“Some companies are finding that OS X and Xserve are a viable, sometimes cheaper, alternative to Windows-based networks. That could be a big help,” reports Olga Kharif in the article “Picking Apple as a Server Solution,” for BusinessWeek’s Special Report, “Apple’s Strategic Shift.”
“Apple at least has a shot at signing up more corporate customers because unlike in PCs, where it charges a premium, it’s pricing corporate server products to grab market share, even as it’s designing them to interact much better than before with other brands of equipment on a network, analysts say. For instance, Xserve RAID costs about $4 per gigabyte of storage — or about one-third less than a comparable Windows product, claims Alex Grossman, director of storage hardware at Apple,” Kharif reports.
“What’s more, Apple’s servers come with unlimited-use licenses for the accompanying software, while Microsoft requires Windows customers to pay for additional copies of its latest Windows server operating system. Thanks to Xserve, Apple’s shipments of PC servers rose 24% in the first quarter of 2003 vs. the year-earlier quarter, even though its market share has remained roughly the same, at less than 1%, according to IDC,” writes Kharif.
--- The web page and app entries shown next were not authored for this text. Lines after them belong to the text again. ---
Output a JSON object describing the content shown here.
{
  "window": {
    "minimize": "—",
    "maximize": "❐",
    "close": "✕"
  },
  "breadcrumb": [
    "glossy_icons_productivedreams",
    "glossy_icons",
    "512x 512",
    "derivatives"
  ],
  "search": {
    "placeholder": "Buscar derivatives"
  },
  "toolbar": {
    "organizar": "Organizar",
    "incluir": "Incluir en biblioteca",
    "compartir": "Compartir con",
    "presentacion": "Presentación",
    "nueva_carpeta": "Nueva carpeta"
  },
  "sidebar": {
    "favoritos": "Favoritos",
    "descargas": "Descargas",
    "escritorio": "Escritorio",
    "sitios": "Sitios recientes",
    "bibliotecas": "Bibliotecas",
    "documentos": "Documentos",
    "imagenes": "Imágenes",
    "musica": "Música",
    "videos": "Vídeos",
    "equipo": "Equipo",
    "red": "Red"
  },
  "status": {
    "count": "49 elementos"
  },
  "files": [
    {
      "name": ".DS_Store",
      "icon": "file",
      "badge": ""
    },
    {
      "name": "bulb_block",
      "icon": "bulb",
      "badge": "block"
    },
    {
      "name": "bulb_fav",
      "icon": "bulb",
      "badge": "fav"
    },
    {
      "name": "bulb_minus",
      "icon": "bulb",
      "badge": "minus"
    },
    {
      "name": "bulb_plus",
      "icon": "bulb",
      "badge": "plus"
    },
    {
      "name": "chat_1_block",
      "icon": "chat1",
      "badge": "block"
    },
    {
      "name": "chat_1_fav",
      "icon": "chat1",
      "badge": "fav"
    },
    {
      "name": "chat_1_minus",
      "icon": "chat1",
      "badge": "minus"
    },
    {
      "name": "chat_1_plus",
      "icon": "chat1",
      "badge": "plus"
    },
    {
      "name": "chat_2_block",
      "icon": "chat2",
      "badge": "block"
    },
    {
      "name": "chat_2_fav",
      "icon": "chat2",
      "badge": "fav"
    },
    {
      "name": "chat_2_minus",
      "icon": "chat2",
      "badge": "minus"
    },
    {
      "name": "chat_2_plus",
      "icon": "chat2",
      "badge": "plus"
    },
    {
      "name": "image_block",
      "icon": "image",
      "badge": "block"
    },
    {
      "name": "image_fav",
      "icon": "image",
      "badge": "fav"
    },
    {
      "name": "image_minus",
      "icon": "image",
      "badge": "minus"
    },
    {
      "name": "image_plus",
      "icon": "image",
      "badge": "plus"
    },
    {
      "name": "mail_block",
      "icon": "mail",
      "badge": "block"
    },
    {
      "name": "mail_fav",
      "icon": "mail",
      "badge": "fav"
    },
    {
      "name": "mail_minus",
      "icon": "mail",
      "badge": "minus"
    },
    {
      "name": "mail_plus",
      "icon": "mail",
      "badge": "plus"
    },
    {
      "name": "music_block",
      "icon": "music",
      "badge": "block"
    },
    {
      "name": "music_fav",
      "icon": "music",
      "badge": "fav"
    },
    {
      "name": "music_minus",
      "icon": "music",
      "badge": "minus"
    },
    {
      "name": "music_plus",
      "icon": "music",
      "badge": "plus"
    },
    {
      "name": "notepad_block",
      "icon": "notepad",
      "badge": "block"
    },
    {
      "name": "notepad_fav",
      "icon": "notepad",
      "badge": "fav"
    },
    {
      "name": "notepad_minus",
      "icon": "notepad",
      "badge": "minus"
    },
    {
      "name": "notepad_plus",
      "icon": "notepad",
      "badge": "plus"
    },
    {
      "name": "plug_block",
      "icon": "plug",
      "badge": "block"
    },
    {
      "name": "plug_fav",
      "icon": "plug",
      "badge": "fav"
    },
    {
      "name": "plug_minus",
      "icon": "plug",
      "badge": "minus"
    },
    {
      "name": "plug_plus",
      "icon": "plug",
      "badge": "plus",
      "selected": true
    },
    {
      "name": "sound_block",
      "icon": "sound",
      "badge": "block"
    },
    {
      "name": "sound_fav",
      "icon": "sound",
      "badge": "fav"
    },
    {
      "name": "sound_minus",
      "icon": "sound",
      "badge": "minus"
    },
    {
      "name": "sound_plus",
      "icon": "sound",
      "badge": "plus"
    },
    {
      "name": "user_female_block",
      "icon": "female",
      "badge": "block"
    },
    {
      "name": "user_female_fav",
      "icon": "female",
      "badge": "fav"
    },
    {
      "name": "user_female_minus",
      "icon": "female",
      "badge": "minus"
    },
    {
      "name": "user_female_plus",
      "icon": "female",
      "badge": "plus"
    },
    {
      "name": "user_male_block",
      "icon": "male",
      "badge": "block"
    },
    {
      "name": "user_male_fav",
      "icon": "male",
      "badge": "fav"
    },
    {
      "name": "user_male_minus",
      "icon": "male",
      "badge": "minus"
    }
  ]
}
In either an eye-popping error or one of the biggest news flashes ever in the computer industry, Kharif writes, “Next, Apple’s newest version of OS X, called Panther — which is scheduled to debut later this year — will let corporations run Windows applications on their Macs. That’s a major plus, considering that nearly all companies use Windows.”
“One question Apple may have to answer — though no one seems to hassle rival Microsoft over the same issue — is how it can focus on business customers even as it morphs into a consumer-electronics company like Sony, says Haff. The biggest question, he adds, is whether Apple is prepared to devote the resources it will take to develop a bigger corporate business. ‘I call their enterprise strategy an oxymoron,’ says Charles Wolf, an analyst with Needham & Co. ‘They don’t have an enterprise strategy,'” Kharif reports.
Full article here.